Discover More

Flashing Cells

Want to draw attention to some information in a particular cell? Make the cell flash, on and off. Here's how you can ...

Discover More

Drawing Borders

Adding borders around cells is a common formatting task. You can make the task more intuitive by actually drawing the borders ...

Discover More
Subscribe

FREE SERVICE: Get tips like this every week in ExcelTips, a free productivity newsletter. Enter your address and click "Subscribe."

View most recent newsletter.

Comments

If you would like to add an image to your comment (not an avatar, but an image to help in making the point of your comment), include the characters [{fig}] in your comment text. You’ll be prompted to upload your image when you submit the comment. Maximum image size is 6Mpixels. Images larger than 600px wide or 1000px tall will be reduced. Up to three images may be included in a comment. All images are subject to review. Commenting privileges may be curtailed if inappropriate images are posted.

What is 6 + 0?

2015-11-03 09:21:27

Jennifer Thomas

Thanks, Allen - I appreciate the history on this.

Ian - cell overflow into adjacent blank columns is built into Excel; common workarounds include adding a column to the right that is filled with spaces (that cuts off the overflow and you can make the column very narrow) or formatting the column right-aligned (assuming there is data in the column at left, otherwise it just overflows the other way).


2015-11-02 13:16:51

Ian M. Clark

this operation fills the cell in question and every non-blank space to the right as well. If only one cell is to be filled and so displayed, the cell to its right must be non-blank.
Would be useful to know how to fill a cell and only that cell, e.g. as the / command in Lotus123 did.
Ian


2015-11-02 12:18:02

awyatt

Jennifer: This is a capability that has its roots in the very early days of Excel. It was a feature that was available in Lotus 1-2-3, IIRC, and so it made its way to Excel.

In those early days when most things were text-based, this type of capability was used to fill a cell with a dash (-) or an equal sign(=). In that way, the cell could act as a "border" between groups of numbers or between headings and the numbers under those headings.

With the advent of actual formatting, which has now been available in Excel for years and years, the usefulness of this capability is obviously lessened.

I think it still has some usability, however, if you want to fill a cell with a "directive" to the user as to what should be entered in the cell. For instance, you could fill it with the text " Enter MPG " (with the spaces) if you wanted the user to enter a "miles per gallon" figure. That way, no matter how wide the user made the column, it would always be filled with that text.

-Allen


2015-11-02 12:10:12

Jennifer Thomas

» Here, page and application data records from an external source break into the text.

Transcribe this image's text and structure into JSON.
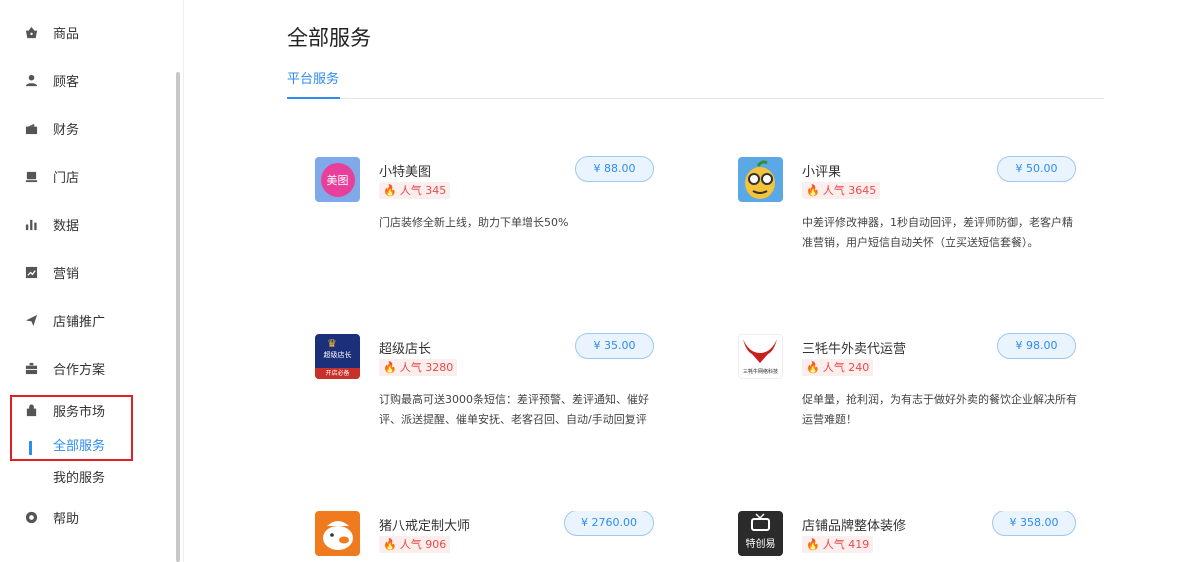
{
  "sidebar": {
    "items": [
      {
        "label": "商品",
        "icon": "bag-icon"
      },
      {
        "label": "顾客",
        "icon": "user-icon"
      },
      {
        "label": "财务",
        "icon": "wallet-icon"
      },
      {
        "label": "门店",
        "icon": "store-icon"
      },
      {
        "label": "数据",
        "icon": "bar-chart-icon"
      },
      {
        "label": "营销",
        "icon": "trend-icon"
      },
      {
        "label": "店铺推广",
        "icon": "send-icon"
      },
      {
        "label": "合作方案",
        "icon": "briefcase-icon"
      },
      {
        "label": "服务市场",
        "icon": "market-bag-icon"
      },
      {
        "label": "帮助",
        "icon": "help-icon"
      }
    ],
    "sub_items": [
      {
        "label": "全部服务",
        "active": true
      },
      {
        "label": "我的服务",
        "active": false
      }
    ]
  },
  "main": {
    "title": "全部服务",
    "tabs": [
      {
        "label": "平台服务",
        "active": true
      }
    ],
    "services": [
      {
        "name": "小特美图",
        "popularity": "人气 345",
        "price": "¥ 88.00",
        "desc": "门店装修全新上线，助力下单增长50%",
        "thumb_text": "美图"
      },
      {
        "name": "小评果",
        "popularity": "人气 3645",
        "price": "¥ 50.00",
        "desc": "中差评修改神器，1秒自动回评，差评师防御，老客户精准营销，用户短信自动关怀（立买送短信套餐）。",
        "thumb_text": ""
      },
      {
        "name": "超级店长",
        "popularity": "人气 3280",
        "price": "¥ 35.00",
        "desc": "订购最高可送3000条短信：差评预警、差评通知、催好评、派送提醒、催单安抚、老客召回、自动/手动回复评",
        "thumb_text": "超级店长",
        "thumb_sub": "开店必备"
      },
      {
        "name": "三牦牛外卖代运营",
        "popularity": "人气 240",
        "price": "¥ 98.00",
        "desc": "促单量，抢利润，为有志于做好外卖的餐饮企业解决所有运营难题！",
        "thumb_text": "三牦牛网络科技"
      },
      {
        "name": "猪八戒定制大师",
        "popularity": "人气 906",
        "price": "¥ 2760.00",
        "desc": "",
        "thumb_text": ""
      },
      {
        "name": "店铺品牌整体装修",
        "popularity": "人气 419",
        "price": "¥ 358.00",
        "desc": "",
        "thumb_text": "特创易"
      }
    ]
  },
  "colors": {
    "accent": "#2d8cf0",
    "popularity": "#e84a4a",
    "highlight_box": "#e02020"
  }
}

Can anyone provide a practical application for this? Normally the scenario introduces the task description, bit not this time.

It seems like it could be cool, but I can't think of what you would type that would be need to be endlessly repeated ... thanks in advance for sharing your experience!


This Site

Got a version of Excel that uses the ribbon interface (Excel 2007 or later)? This site is for you! If you use an earlier version of Excel, visit our ExcelTips site focusing on the menu interface.

Newest Tips
Subscribe

FREE SERVICE: Get tips like this every week in ExcelTips, a free productivity newsletter. Enter your address and click "Subscribe."

(Your e-mail address is not shared with anyone, ever.)

View the most recent newsletter.